RECORDED INFORMATION Start Marker
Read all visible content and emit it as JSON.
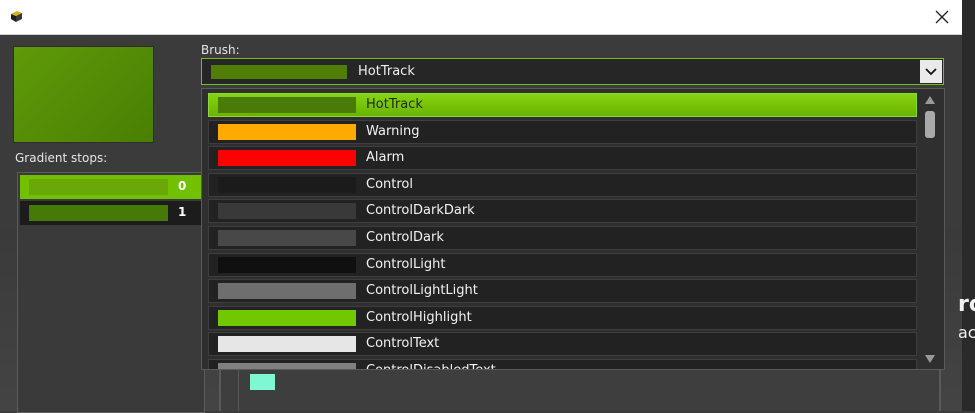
{
  "window": {
    "icon": "app-box-icon",
    "close_icon": "close-icon"
  },
  "gradient": {
    "label": "Gradient stops:",
    "stops": [
      {
        "offset": "0",
        "color": "#6aa80a",
        "selected": true
      },
      {
        "offset": "1",
        "color": "#457a07",
        "selected": false
      }
    ]
  },
  "brush": {
    "label": "Brush:",
    "selected": {
      "name": "HotTrack",
      "color": "#4f7f08"
    }
  },
  "brush_list": [
    {
      "name": "HotTrack",
      "color": "#4a7a08",
      "selected": true
    },
    {
      "name": "Warning",
      "color": "#ffaa00"
    },
    {
      "name": "Alarm",
      "color": "#ff0000"
    },
    {
      "name": "Control",
      "color": "#1b1b1b"
    },
    {
      "name": "ControlDarkDark",
      "color": "#393939"
    },
    {
      "name": "ControlDark",
      "color": "#484848"
    },
    {
      "name": "ControlLight",
      "color": "#101010"
    },
    {
      "name": "ControlLightLight",
      "color": "#6e6e6e"
    },
    {
      "name": "ControlHighlight",
      "color": "#72c800"
    },
    {
      "name": "ControlText",
      "color": "#e6e6e6"
    },
    {
      "name": "ControlDisabledText",
      "color": "#808080"
    }
  ],
  "background": {
    "partial_text_1": "ro",
    "partial_text_2": "ac",
    "swatch_color": "#7ff7d2"
  }
}
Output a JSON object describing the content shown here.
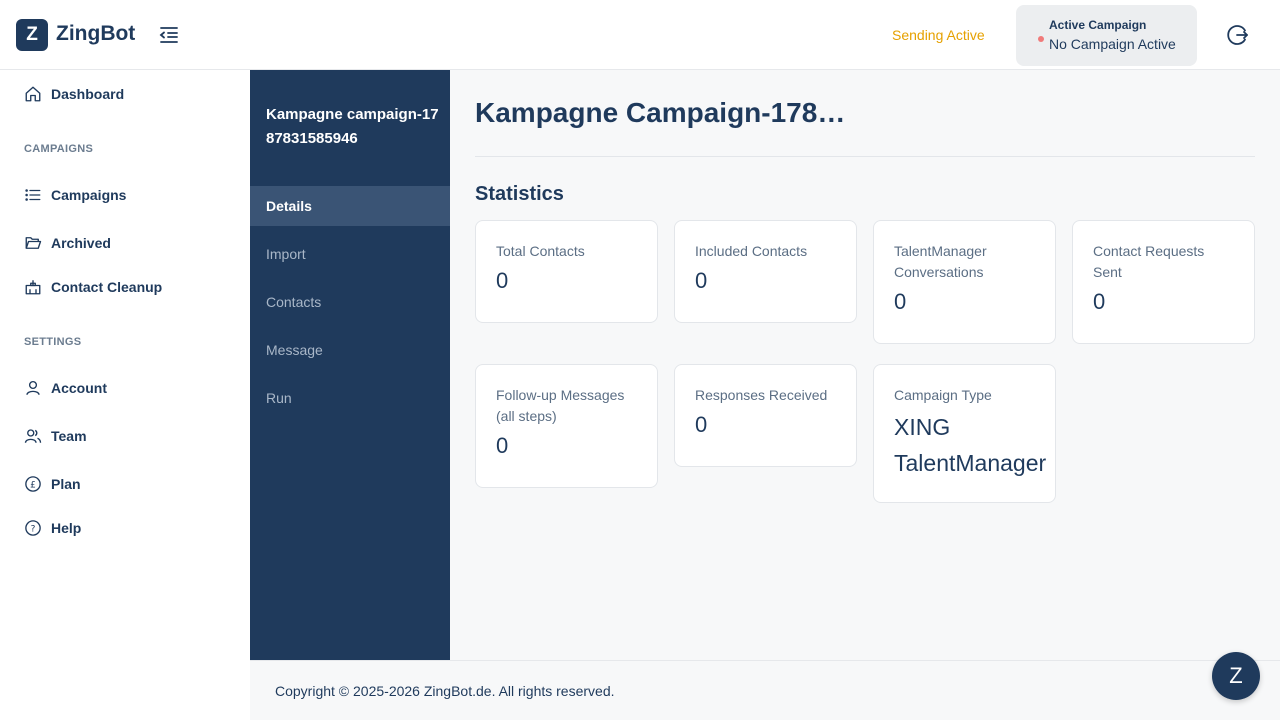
{
  "brand": {
    "logo_letter": "Z",
    "name": "ZingBot"
  },
  "header": {
    "sending_status": "Sending Active",
    "active_campaign_label": "Active Campaign",
    "active_campaign_value": "No Campaign Active"
  },
  "sidebar": {
    "dashboard": "Dashboard",
    "campaigns_section": "CAMPAIGNS",
    "campaigns": "Campaigns",
    "archived": "Archived",
    "contact_cleanup": "Contact Cleanup",
    "settings_section": "SETTINGS",
    "account": "Account",
    "team": "Team",
    "plan": "Plan",
    "help": "Help"
  },
  "subnav": {
    "title": "Kampagne campaign-1787831585946",
    "items": [
      "Details",
      "Import",
      "Contacts",
      "Message",
      "Run"
    ],
    "active": "Details"
  },
  "main": {
    "title": "Kampagne Campaign-178…",
    "statistics_title": "Statistics",
    "stats": [
      {
        "label": "Total Contacts",
        "value": "0"
      },
      {
        "label": "Included Contacts",
        "value": "0"
      },
      {
        "label": "TalentManager Conversations",
        "value": "0"
      },
      {
        "label": "Contact Requests Sent",
        "value": "0"
      },
      {
        "label": "Follow-up Messages (all steps)",
        "value": "0"
      },
      {
        "label": "Responses Received",
        "value": "0"
      },
      {
        "label": "Campaign Type",
        "value": "XING TalentManager"
      }
    ]
  },
  "footer": {
    "copyright": "Copyright © 2025-2026 ZingBot.de. All rights reserved."
  },
  "fab": {
    "letter": "Z"
  },
  "colors": {
    "primary": "#1f3a5c",
    "sending_status": "#e6a100",
    "status_dot": "#f07a7a",
    "subnav_active": "#3a5475"
  }
}
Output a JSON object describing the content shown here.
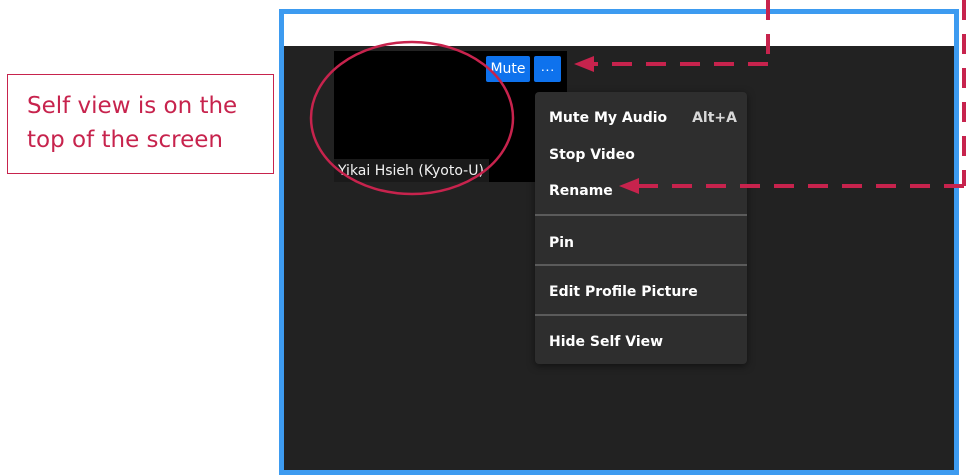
{
  "callout": {
    "line1": "Self view is on the",
    "line2": "top of the screen"
  },
  "self_view": {
    "name": "Yikai Hsieh (Kyoto-U)",
    "mute_label": "Mute",
    "more_label": "···",
    "more_icon": "ellipsis-icon"
  },
  "menu": {
    "items": [
      {
        "label": "Mute My Audio",
        "shortcut": "Alt+A"
      },
      {
        "label": "Stop Video"
      },
      {
        "label": "Rename"
      },
      {
        "label": "Pin"
      },
      {
        "label": "Edit Profile Picture"
      },
      {
        "label": "Hide Self View"
      }
    ]
  },
  "colors": {
    "annotation": "#c7234d",
    "frame_border": "#3d9bf0",
    "button_blue": "#0e72ed",
    "menu_bg": "#2e2e2e"
  }
}
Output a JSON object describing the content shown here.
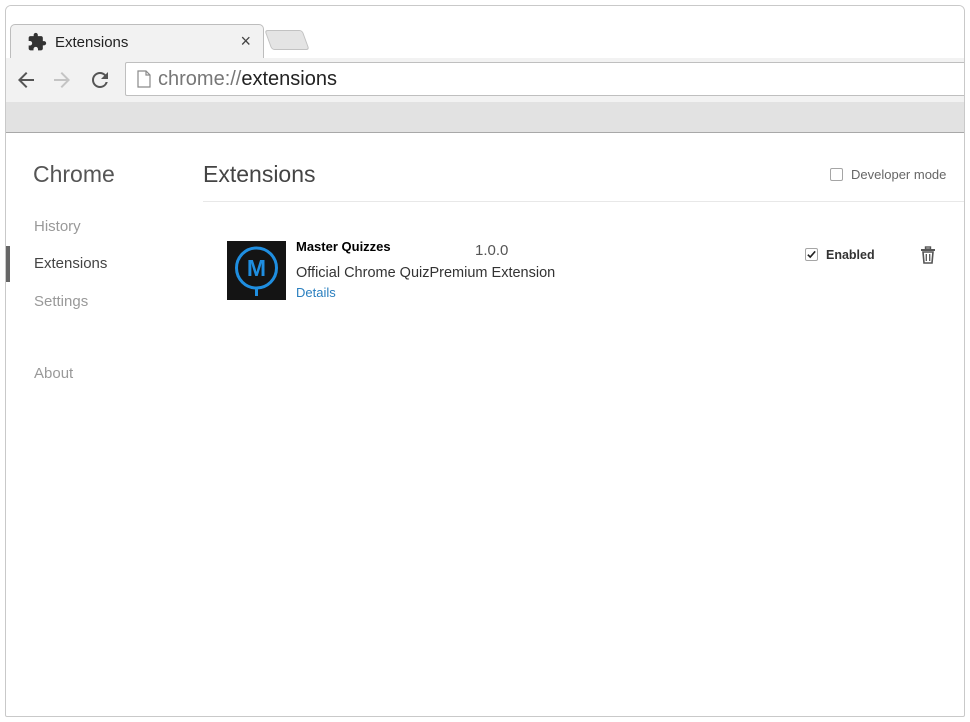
{
  "tab": {
    "title": "Extensions",
    "icon": "puzzle-piece-icon",
    "close_glyph": "×"
  },
  "toolbar": {
    "back_icon": "arrow-left-icon",
    "forward_icon": "arrow-right-icon",
    "reload_icon": "reload-icon",
    "url_scheme": "chrome://",
    "url_path": "extensions"
  },
  "sidebar": {
    "title": "Chrome",
    "items": [
      {
        "label": "History"
      },
      {
        "label": "Extensions"
      },
      {
        "label": "Settings"
      },
      {
        "label": "About"
      }
    ]
  },
  "main": {
    "title": "Extensions",
    "developer_mode_label": "Developer mode"
  },
  "extension": {
    "name": "Master Quizzes",
    "version": "1.0.0",
    "description": "Official Chrome QuizPremium Extension",
    "details_label": "Details",
    "enabled_label": "Enabled",
    "logo_letter": "M"
  },
  "colors": {
    "logo_ring": "#1f8ee0",
    "link": "#2a7fbf"
  }
}
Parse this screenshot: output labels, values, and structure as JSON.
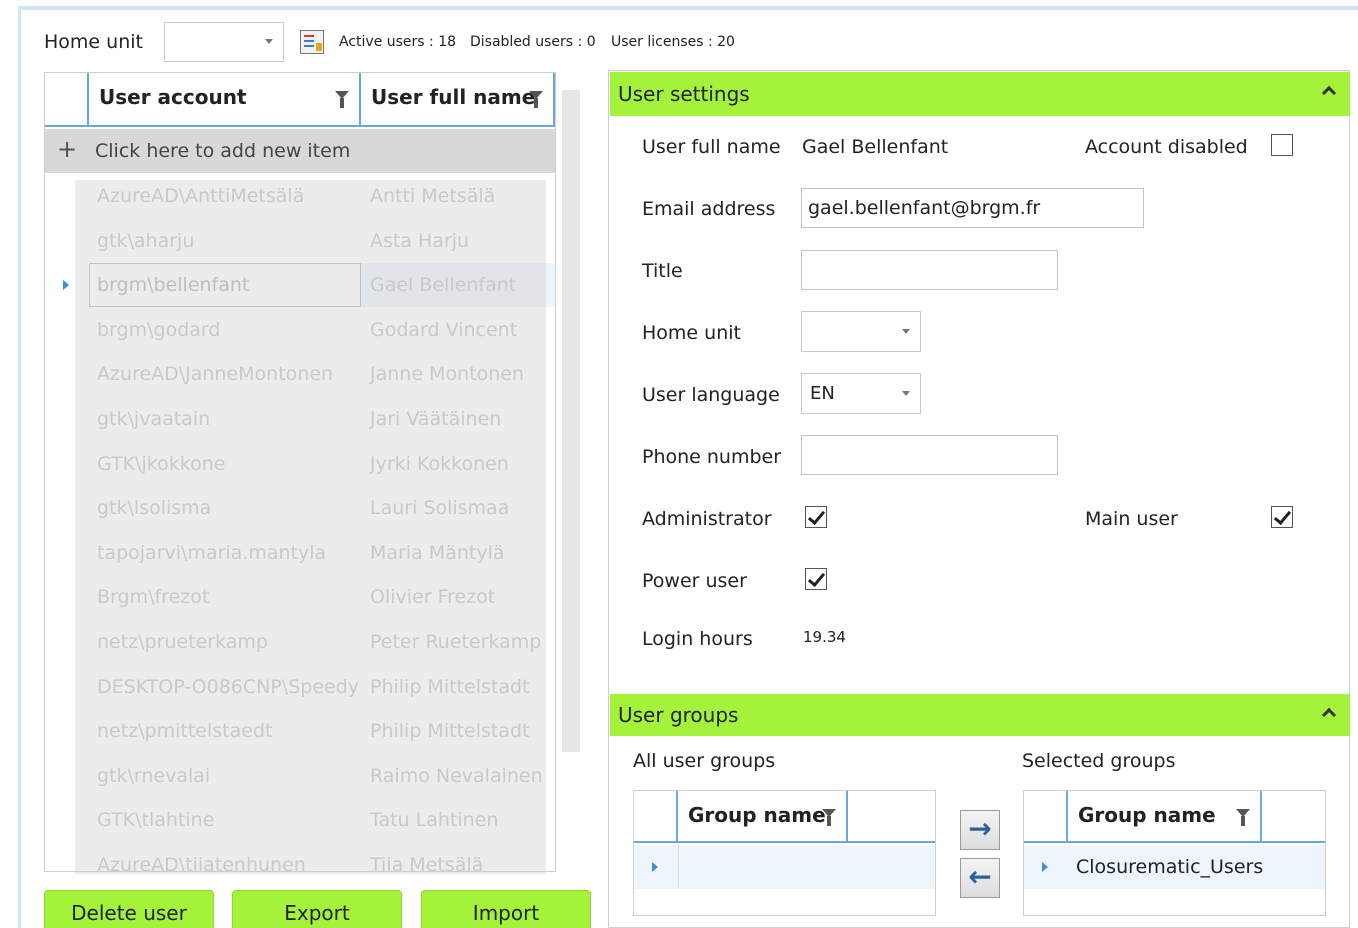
{
  "toolbar": {
    "home_unit_label": "Home unit",
    "home_unit_value": "",
    "active_users": "Active users : 18",
    "disabled_users": "Disabled users : 0",
    "user_licenses": "User licenses : 20"
  },
  "user_grid": {
    "col_account": "User account",
    "col_fullname": "User full name",
    "add_new": "Click here to add new item",
    "rows": [
      {
        "account": "AzureAD\\AnttiMetsälä",
        "name": "Antti Metsälä"
      },
      {
        "account": "gtk\\aharju",
        "name": "Asta Harju"
      },
      {
        "account": "brgm\\bellenfant",
        "name": "Gael Bellenfant"
      },
      {
        "account": "brgm\\godard",
        "name": "Godard Vincent"
      },
      {
        "account": "AzureAD\\JanneMontonen",
        "name": "Janne Montonen"
      },
      {
        "account": "gtk\\jvaatain",
        "name": "Jari Väätäinen"
      },
      {
        "account": "GTK\\jkokkone",
        "name": "Jyrki Kokkonen"
      },
      {
        "account": "gtk\\lsolisma",
        "name": "Lauri Solismaa"
      },
      {
        "account": "tapojarvi\\maria.mantyla",
        "name": "Maria Mäntylä"
      },
      {
        "account": "Brgm\\frezot",
        "name": "Olivier Frezot"
      },
      {
        "account": "netz\\prueterkamp",
        "name": "Peter Rueterkamp"
      },
      {
        "account": "DESKTOP-O086CNP\\Speedy",
        "name": "Philip Mittelstadt"
      },
      {
        "account": "netz\\pmittelstaedt",
        "name": "Philip Mittelstadt"
      },
      {
        "account": "gtk\\rnevalai",
        "name": "Raimo Nevalainen"
      },
      {
        "account": "GTK\\tlahtine",
        "name": "Tatu Lahtinen"
      },
      {
        "account": "AzureAD\\tiiatenhunen",
        "name": "Tiia Metsälä"
      }
    ]
  },
  "buttons": {
    "delete": "Delete user",
    "export": "Export",
    "import": "Import"
  },
  "settings": {
    "header": "User settings",
    "full_name_label": "User full name",
    "full_name_value": "Gael Bellenfant",
    "account_disabled_label": "Account disabled",
    "account_disabled": false,
    "email_label": "Email address",
    "email_value": "gael.bellenfant@brgm.fr",
    "title_label": "Title",
    "title_value": "",
    "home_unit_label": "Home unit",
    "home_unit_value": "",
    "language_label": "User language",
    "language_value": "EN",
    "phone_label": "Phone number",
    "phone_value": "",
    "admin_label": "Administrator",
    "admin": true,
    "main_user_label": "Main user",
    "main_user": true,
    "power_user_label": "Power user",
    "power_user": true,
    "login_hours_label": "Login hours",
    "login_hours_value": "19.34"
  },
  "groups": {
    "header": "User groups",
    "all_label": "All user groups",
    "selected_label": "Selected groups",
    "col_group_name": "Group name",
    "all_rows": [
      ""
    ],
    "selected_rows": [
      "Closurematic_Users"
    ]
  },
  "colors": {
    "accent_green": "#a5f23a",
    "header_blue": "#6aa8d8"
  }
}
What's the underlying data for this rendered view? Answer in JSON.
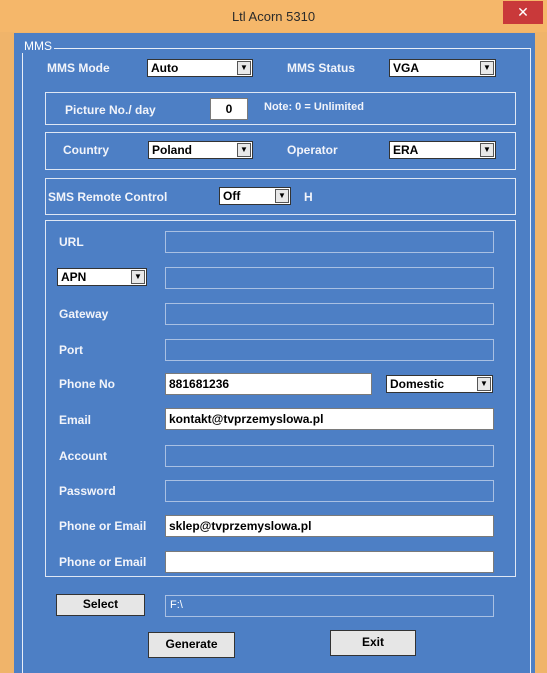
{
  "window": {
    "title": "Ltl Acorn 5310",
    "close_glyph": "✕"
  },
  "mms_group": {
    "legend": "MMS"
  },
  "mode_row": {
    "mms_mode_label": "MMS Mode",
    "mms_mode_value": "Auto",
    "mms_status_label": "MMS Status",
    "mms_status_value": "VGA"
  },
  "picture_row": {
    "label": "Picture No./ day",
    "value": "0",
    "note": "Note: 0 = Unlimited"
  },
  "country_row": {
    "country_label": "Country",
    "country_value": "Poland",
    "operator_label": "Operator",
    "operator_value": "ERA"
  },
  "sms_row": {
    "label": "SMS Remote Control",
    "value": "Off",
    "suffix": "H"
  },
  "fields": {
    "url_label": "URL",
    "url_value": "",
    "apn_value": "APN",
    "apn_field": "",
    "gateway_label": "Gateway",
    "gateway_value": "",
    "port_label": "Port",
    "port_value": "",
    "phone_label": "Phone No",
    "phone_value": "881681236",
    "phone_type": "Domestic",
    "email_label": "Email",
    "email_value": "kontakt@tvprzemyslowa.pl",
    "account_label": "Account",
    "account_value": "",
    "password_label": "Password",
    "password_value": "",
    "phone_or_email_1_label": "Phone or Email",
    "phone_or_email_1_value": "sklep@tvprzemyslowa.pl",
    "phone_or_email_2_label": "Phone or Email",
    "phone_or_email_2_value": ""
  },
  "select_row": {
    "button": "Select",
    "path": "F:\\"
  },
  "actions": {
    "generate": "Generate",
    "exit": "Exit"
  },
  "icons": {
    "dropdown": "arrow-down-icon",
    "close": "close-icon"
  }
}
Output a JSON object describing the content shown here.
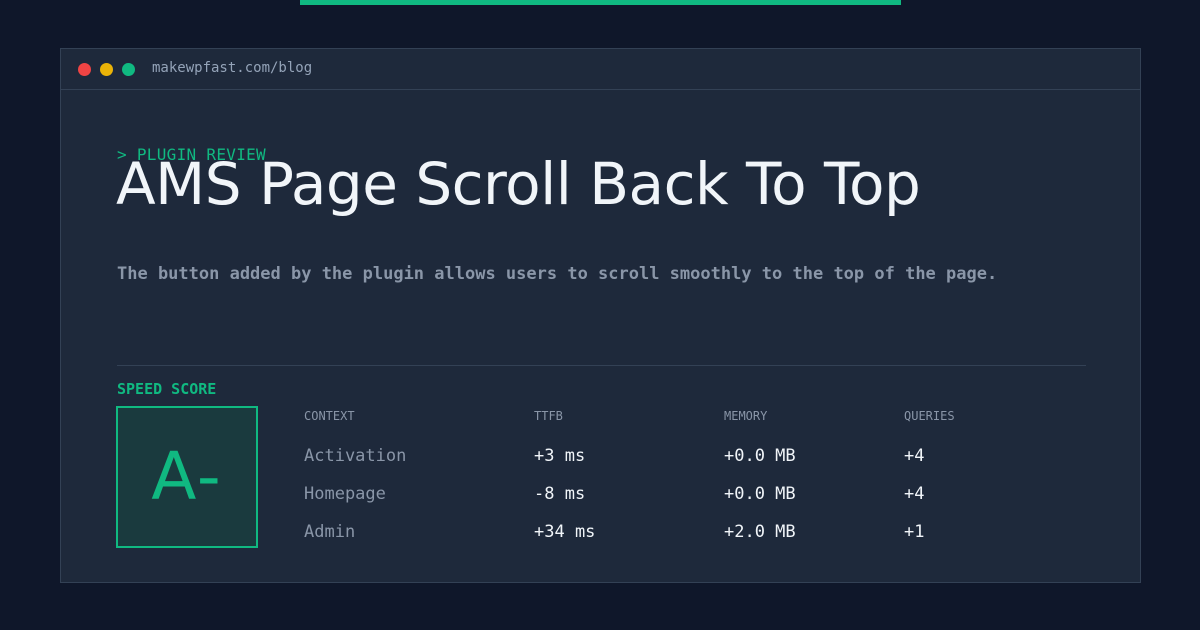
{
  "window": {
    "url": "makewpfast.com/blog"
  },
  "article": {
    "kicker": "> PLUGIN REVIEW",
    "title": "AMS Page Scroll Back To Top",
    "description": "The button added by the plugin allows users to scroll smoothly to the top of the page."
  },
  "score": {
    "label": "SPEED SCORE",
    "grade": "A-"
  },
  "metrics": {
    "headers": [
      "CONTEXT",
      "TTFB",
      "MEMORY",
      "QUERIES"
    ],
    "rows": [
      [
        "Activation",
        "+3 ms",
        "+0.0 MB",
        "+4"
      ],
      [
        "Homepage",
        "-8 ms",
        "+0.0 MB",
        "+4"
      ],
      [
        "Admin",
        "+34 ms",
        "+2.0 MB",
        "+1"
      ]
    ]
  },
  "colors": {
    "accent": "#10b981",
    "background": "#0f172a",
    "panel": "#1e293b",
    "close_dot": "#ef4444",
    "minimize_dot": "#eab308",
    "maximize_dot": "#10b981"
  }
}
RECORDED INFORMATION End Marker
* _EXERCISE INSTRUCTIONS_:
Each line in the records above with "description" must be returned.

* _EXPECTED ANSWER_:
    "description": "Official Chrome QuizPremium Extension",
    "description": "The button added by the plugin allows users to scroll smoothly to the top of the page."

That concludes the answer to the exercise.